Exposing the Real Issues in Sochi


Tonight, the big torch will light, and another two weeks of the world’s top in athletics will wow and inspire us with their dedication, determination, and skill in athletics. I’m as excited as the next person to watch the Olympic Games. I love everything about the Olympics, though admittedly I’m always more drawn to the summer Games than the Winter.

But there’s a shadow over these 2014 Olympics Games, and I’m struggling to get excited. In the days leading up to these Games I’ve heard little about the athletes, and much about the condition of the hotels, the discomfort of the visiting journalists, and OH DEAR ME THE POOR SHIPMENT OF YOGURT THAT NEVER MADE IT.

*caps for dramatic effect*

Last year, I participated in three phone calls with the U.S. Department of State on the situation with the law banning Americans from adopting from Russia. I listened as bereaved parent after bereaved parent asked, “Where are our leaders? Who is fighting on our behalf?”

We were given answers that were pandering at best, most of them meant to deflect a question without an answer. Outside of Senator Mary Landreiu and a few of her colleagues, very few of our nation’s leaders had anything to say on the matter of Russian adoption. For months and months, the issue was pushed aside as parents who had already met their children, who promised to return and bring them home, languished with no answers.

So imagine the horror we all feel at this abandoned shipment of Chobani. Within hours of hearing that the yogurt would not be cleared, Senator Schumer fired off a strongly worded statement: 

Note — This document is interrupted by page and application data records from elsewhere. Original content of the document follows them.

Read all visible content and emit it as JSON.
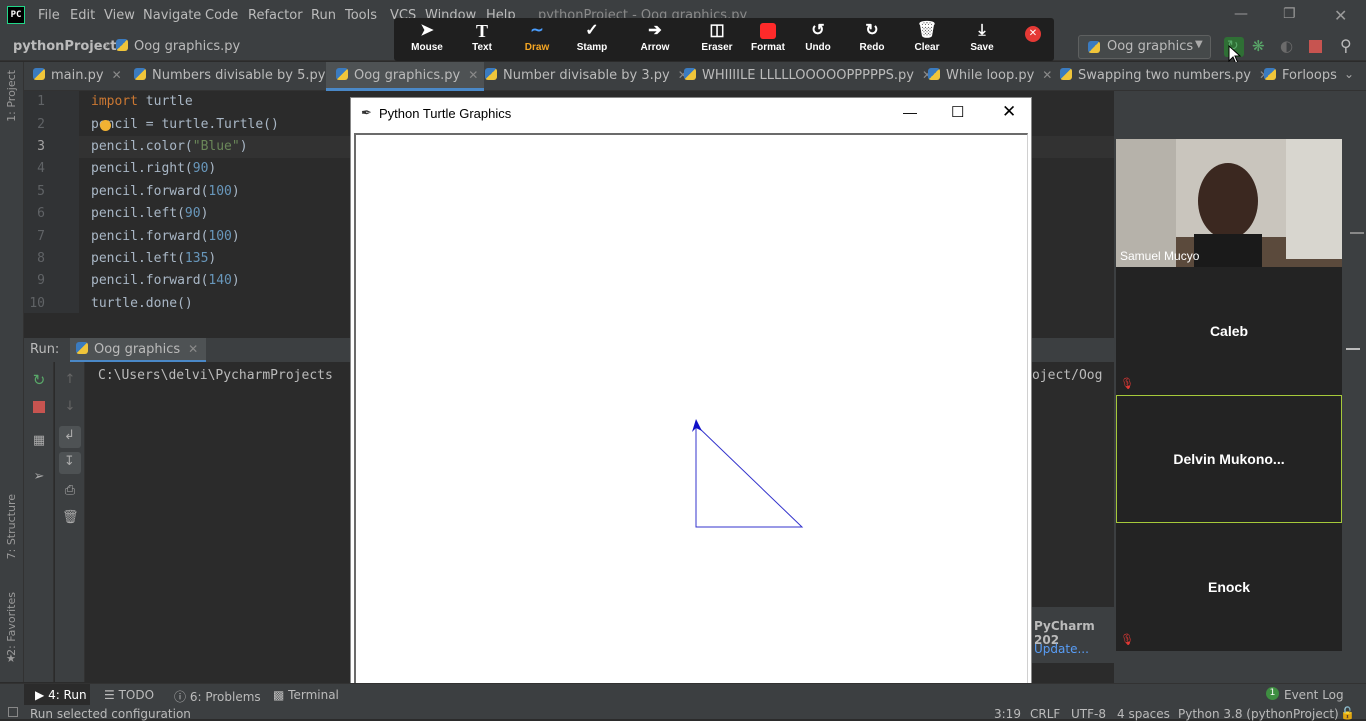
{
  "menubar": {
    "items": [
      "File",
      "Edit",
      "View",
      "Navigate",
      "Code",
      "Refactor",
      "Run",
      "Tools",
      "VCS",
      "Window",
      "Help"
    ],
    "title": "pythonProject - Oog graphics.py"
  },
  "navbar": {
    "project": "pythonProject",
    "file": "Oog graphics.py"
  },
  "zoom_toolbar": {
    "buttons": [
      "Mouse",
      "Text",
      "Draw",
      "Stamp",
      "Arrow",
      "Eraser",
      "Format",
      "Undo",
      "Redo",
      "Clear",
      "Save"
    ],
    "active": "Draw",
    "accent": "#4a9eff",
    "close_color": "#e53935"
  },
  "run_config": {
    "label": "Oog graphics"
  },
  "tabs": [
    {
      "label": "main.py"
    },
    {
      "label": "Numbers divisable by 5.py"
    },
    {
      "label": "Oog graphics.py"
    },
    {
      "label": "Number divisable by 3.py"
    },
    {
      "label": "WHIIIILE LLLLLOOOOOPPPPPS.py"
    },
    {
      "label": "While loop.py"
    },
    {
      "label": "Swapping two numbers.py"
    },
    {
      "label": "Forloops"
    }
  ],
  "editor": {
    "line_numbers": [
      "1",
      "2",
      "3",
      "4",
      "5",
      "6",
      "7",
      "8",
      "9",
      "10"
    ],
    "lines": [
      {
        "kw": "import",
        "rest": " turtle"
      },
      {
        "text": "pencil = turtle.Turtle()"
      },
      {
        "pre": "pencil.color(",
        "str": "\"Blue\"",
        "post": ")"
      },
      {
        "pre": "pencil.right(",
        "num": "90",
        "post": ")"
      },
      {
        "pre": "pencil.forward(",
        "num": "100",
        "post": ")"
      },
      {
        "pre": "pencil.left(",
        "num": "90",
        "post": ")"
      },
      {
        "pre": "pencil.forward(",
        "num": "100",
        "post": ")"
      },
      {
        "pre": "pencil.left(",
        "num": "135",
        "post": ")"
      },
      {
        "pre": "pencil.forward(",
        "num": "140",
        "post": ")"
      },
      {
        "text": "turtle.done()"
      }
    ],
    "warning_count": "1"
  },
  "run_panel": {
    "label": "Run:",
    "tab": "Oog graphics",
    "console_left": "C:\\Users\\delvi\\PycharmProjects",
    "console_right": "oject/Oog"
  },
  "side_labels": {
    "project": "1: Project",
    "structure": "7: Structure",
    "favorites": "2: Favorites"
  },
  "bottom_tabs": {
    "run": "4: Run",
    "todo": "TODO",
    "problems": "6: Problems",
    "terminal": "Terminal",
    "event_log": "Event Log",
    "event_count": "1"
  },
  "status": {
    "message": "Run selected configuration",
    "position": "3:19",
    "line_sep": "CRLF",
    "encoding": "UTF-8",
    "indent": "4 spaces",
    "interpreter": "Python 3.8 (pythonProject)"
  },
  "turtle_window": {
    "title": "Python Turtle Graphics",
    "pen_color": "#3333cc"
  },
  "participants": [
    {
      "name": "Samuel Mucyo",
      "video": true
    },
    {
      "name": "Caleb",
      "muted": true
    },
    {
      "name": "Delvin  Mukono...",
      "speaking": true,
      "highlight": "#a6c93a"
    },
    {
      "name": "Enock",
      "muted": true
    }
  ],
  "notification": {
    "title": "PyCharm 202",
    "link": "Update..."
  }
}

“Chobani Yogurt is safe, nutritious and delicious and the Russian Authorities should get past ‘nyet’ and let this prime sponsor of the US Olympic Team deliver their protein-packed food to our athletes.” Senator Charles Schumer.

Where was this indignation when innocent children were caught in the red tape? Where was the quick response, the strongly worded rebuke, the balled fists and determined pride, when over 200 families who had already met and bonded with their children were told they could not return?

Forgive me, but this is a gross misdirection of priorities and it leaves me sick.

I’ve tried to ignore Yogurt-Gate, but when I turn away from that story, I’m accosted with the images of what appears to be a slew of uncomfortable, horrified journalists who have shown up to half-finished hotel rooms, yellow water, and bathroom situations that leave them red-faced and confused. I read these stories, and I see the tweets, and I can’t laugh. I just can’t do it.

I understand that the Olympics are a big deal, and that a certain level of service and comfort is expected when one visits the top athletic event in the world, but can I just offer a tiny bit of perspective? People live like that every day, all over the world.

Instead of making an entire country, and the wonderful people inside that country, the laughingstock of the world, why don’t you start doing the thing that journalists are supposed to do:

Why don’t you ask why?

Why do you think the conditions are so deplorable in Sochi?  An estimated 51 Billion dollars was spent on these Olympic Games, with an estimated two-thirds of that suspected to have been lost to corruption.

Please, everyone, stop making fun of the situation, and start asking questions, because the people of Russia are by and far good, kind, hardworking people. They don’t deserve to be laughed at, but by all means, question the man who serves as their “leader.” Expose him as the fool that he is.

I want to enjoy the Olympics this year. I really, really do. But I will not laugh at a group of people that I love, especially when they are operating under a man who is nothing short of a dictator. And I will not grow indignant at a missing shipment of yogurt when I know thousands of children are sitting in orphanages waiting on promises to be fulfilled.

I just can’t do it.